### Exercise objective:
Repeat the records verbatim and leave the pictures out of your copy.

Excerpts from an interface dataset:
*****
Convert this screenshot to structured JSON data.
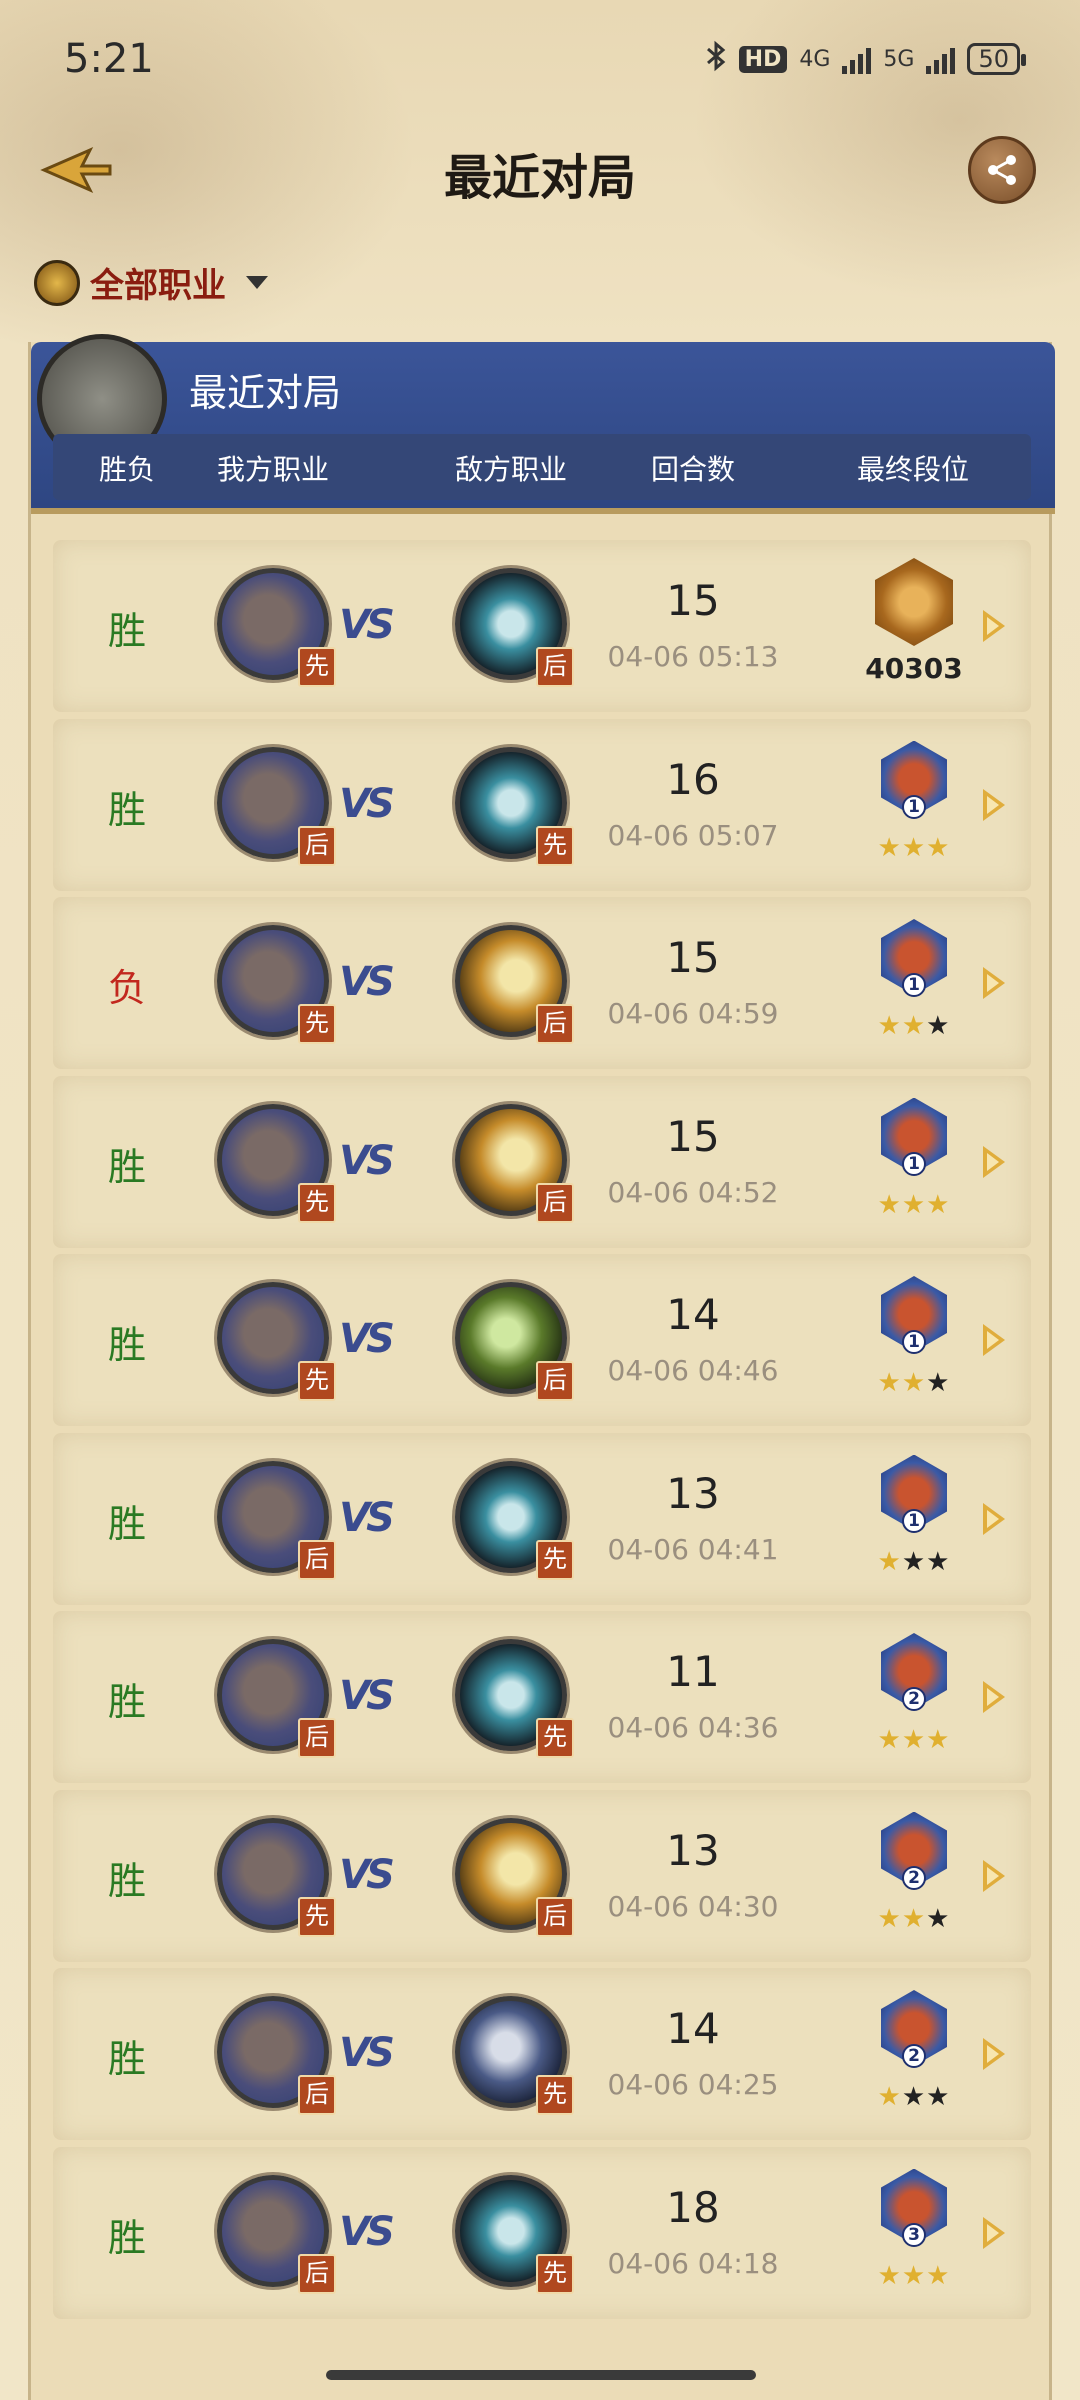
{
  "status": {
    "time": "5:21",
    "hd": "HD",
    "net1": "4G",
    "net2": "5G",
    "battery": "50"
  },
  "header": {
    "title": "最近对局"
  },
  "filter": {
    "label": "全部职业"
  },
  "panel": {
    "title": "最近对局",
    "columns": [
      "胜负",
      "我方职业",
      "敌方职业",
      "回合数",
      "最终段位"
    ]
  },
  "vs_text": "VS",
  "matches": [
    {
      "result": "胜",
      "outcome": "win",
      "my_class_icon": "mage-class-icon",
      "my_order": "先",
      "opponent_class_icon": "warrior-class-icon",
      "opp_order": "后",
      "turns": "15",
      "date": "04-06 05:13",
      "rank": "legend",
      "legend_rank": "40303",
      "stars": [
        "gold",
        "gold",
        "gold"
      ]
    },
    {
      "result": "胜",
      "outcome": "win",
      "my_class_icon": "mage-class-icon",
      "my_order": "后",
      "opponent_class_icon": "warrior-class-icon",
      "opp_order": "先",
      "turns": "16",
      "date": "04-06 05:07",
      "rank": "1",
      "stars": [
        "gold",
        "gold",
        "gold"
      ]
    },
    {
      "result": "负",
      "outcome": "loss",
      "my_class_icon": "mage-class-icon",
      "my_order": "先",
      "opponent_class_icon": "paladin-class-icon",
      "opp_order": "后",
      "turns": "15",
      "date": "04-06 04:59",
      "rank": "1",
      "stars": [
        "gold",
        "gold",
        "dark"
      ]
    },
    {
      "result": "胜",
      "outcome": "win",
      "my_class_icon": "mage-class-icon",
      "my_order": "先",
      "opponent_class_icon": "paladin-class-icon",
      "opp_order": "后",
      "turns": "15",
      "date": "04-06 04:52",
      "rank": "1",
      "stars": [
        "gold",
        "gold",
        "gold"
      ]
    },
    {
      "result": "胜",
      "outcome": "win",
      "my_class_icon": "mage-class-icon",
      "my_order": "先",
      "opponent_class_icon": "rogue-class-icon",
      "opp_order": "后",
      "turns": "14",
      "date": "04-06 04:46",
      "rank": "1",
      "stars": [
        "gold",
        "gold",
        "dark"
      ]
    },
    {
      "result": "胜",
      "outcome": "win",
      "my_class_icon": "mage-class-icon",
      "my_order": "后",
      "opponent_class_icon": "warrior-class-icon",
      "opp_order": "先",
      "turns": "13",
      "date": "04-06 04:41",
      "rank": "1",
      "stars": [
        "gold",
        "dark",
        "dark"
      ]
    },
    {
      "result": "胜",
      "outcome": "win",
      "my_class_icon": "mage-class-icon",
      "my_order": "后",
      "opponent_class_icon": "warrior-class-icon",
      "opp_order": "先",
      "turns": "11",
      "date": "04-06 04:36",
      "rank": "2",
      "stars": [
        "gold",
        "gold",
        "gold"
      ]
    },
    {
      "result": "胜",
      "outcome": "win",
      "my_class_icon": "mage-class-icon",
      "my_order": "先",
      "opponent_class_icon": "paladin-class-icon",
      "opp_order": "后",
      "turns": "13",
      "date": "04-06 04:30",
      "rank": "2",
      "stars": [
        "gold",
        "gold",
        "dark"
      ]
    },
    {
      "result": "胜",
      "outcome": "win",
      "my_class_icon": "mage-class-icon",
      "my_order": "后",
      "opponent_class_icon": "sword-class-icon",
      "opp_order": "先",
      "turns": "14",
      "date": "04-06 04:25",
      "rank": "2",
      "stars": [
        "gold",
        "dark",
        "dark"
      ]
    },
    {
      "result": "胜",
      "outcome": "win",
      "my_class_icon": "mage-class-icon",
      "my_order": "后",
      "opponent_class_icon": "warrior-class-icon",
      "opp_order": "先",
      "turns": "18",
      "date": "04-06 04:18",
      "rank": "3",
      "stars": [
        "gold",
        "gold",
        "gold"
      ]
    }
  ],
  "colors": {
    "win": "#2a7a23",
    "loss": "#c2281e",
    "header_blue": "#3b5599",
    "order_badge": "#b0481f",
    "gold_star": "#e0b030",
    "dark_star": "#222222"
  }
}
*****
### Task answer:
Convert this screenshot to structured JSON data.
{
  "status": {
    "time": "5:21",
    "hd": "HD",
    "net1": "4G",
    "net2": "5G",
    "battery": "50"
  },
  "header": {
    "title": "最近对局"
  },
  "filter": {
    "label": "全部职业"
  },
  "panel": {
    "title": "最近对局",
    "columns": [
      "胜负",
      "我方职业",
      "敌方职业",
      "回合数",
      "最终段位"
    ]
  },
  "vs_text": "VS",
  "matches": [
    {
      "result": "胜",
      "outcome": "win",
      "my_class_icon": "mage-class-icon",
      "my_order": "先",
      "opponent_class_icon": "warrior-class-icon",
      "opp_order": "后",
      "turns": "15",
      "date": "04-06 05:13",
      "rank": "legend",
      "legend_rank": "40303",
      "stars": [
        "gold",
        "gold",
        "gold"
      ]
    },
    {
      "result": "胜",
      "outcome": "win",
      "my_class_icon": "mage-class-icon",
      "my_order": "后",
      "opponent_class_icon": "warrior-class-icon",
      "opp_order": "先",
      "turns": "16",
      "date": "04-06 05:07",
      "rank": "1",
      "stars": [
        "gold",
        "gold",
        "gold"
      ]
    },
    {
      "result": "负",
      "outcome": "loss",
      "my_class_icon": "mage-class-icon",
      "my_order": "先",
      "opponent_class_icon": "paladin-class-icon",
      "opp_order": "后",
      "turns": "15",
      "date": "04-06 04:59",
      "rank": "1",
      "stars": [
        "gold",
        "gold",
        "dark"
      ]
    },
    {
      "result": "胜",
      "outcome": "win",
      "my_class_icon": "mage-class-icon",
      "my_order": "先",
      "opponent_class_icon": "paladin-class-icon",
      "opp_order": "后",
      "turns": "15",
      "date": "04-06 04:52",
      "rank": "1",
      "stars": [
        "gold",
        "gold",
        "gold"
      ]
    },
    {
      "result": "胜",
      "outcome": "win",
      "my_class_icon": "mage-class-icon",
      "my_order": "先",
      "opponent_class_icon": "rogue-class-icon",
      "opp_order": "后",
      "turns": "14",
      "date": "04-06 04:46",
      "rank": "1",
      "stars": [
        "gold",
        "gold",
        "dark"
      ]
    },
    {
      "result": "胜",
      "outcome": "win",
      "my_class_icon": "mage-class-icon",
      "my_order": "后",
      "opponent_class_icon": "warrior-class-icon",
      "opp_order": "先",
      "turns": "13",
      "date": "04-06 04:41",
      "rank": "1",
      "stars": [
        "gold",
        "dark",
        "dark"
      ]
    },
    {
      "result": "胜",
      "outcome": "win",
      "my_class_icon": "mage-class-icon",
      "my_order": "后",
      "opponent_class_icon": "warrior-class-icon",
      "opp_order": "先",
      "turns": "11",
      "date": "04-06 04:36",
      "rank": "2",
      "stars": [
        "gold",
        "gold",
        "gold"
      ]
    },
    {
      "result": "胜",
      "outcome": "win",
      "my_class_icon": "mage-class-icon",
      "my_order": "先",
      "opponent_class_icon": "paladin-class-icon",
      "opp_order": "后",
      "turns": "13",
      "date": "04-06 04:30",
      "rank": "2",
      "stars": [
        "gold",
        "gold",
        "dark"
      ]
    },
    {
      "result": "胜",
      "outcome": "win",
      "my_class_icon": "mage-class-icon",
      "my_order": "后",
      "opponent_class_icon": "sword-class-icon",
      "opp_order": "先",
      "turns": "14",
      "date": "04-06 04:25",
      "rank": "2",
      "stars": [
        "gold",
        "dark",
        "dark"
      ]
    },
    {
      "result": "胜",
      "outcome": "win",
      "my_class_icon": "mage-class-icon",
      "my_order": "后",
      "opponent_class_icon": "warrior-class-icon",
      "opp_order": "先",
      "turns": "18",
      "date": "04-06 04:18",
      "rank": "3",
      "stars": [
        "gold",
        "gold",
        "gold"
      ]
    }
  ],
  "colors": {
    "win": "#2a7a23",
    "loss": "#c2281e",
    "header_blue": "#3b5599",
    "order_badge": "#b0481f",
    "gold_star": "#e0b030",
    "dark_star": "#222222"
  }
}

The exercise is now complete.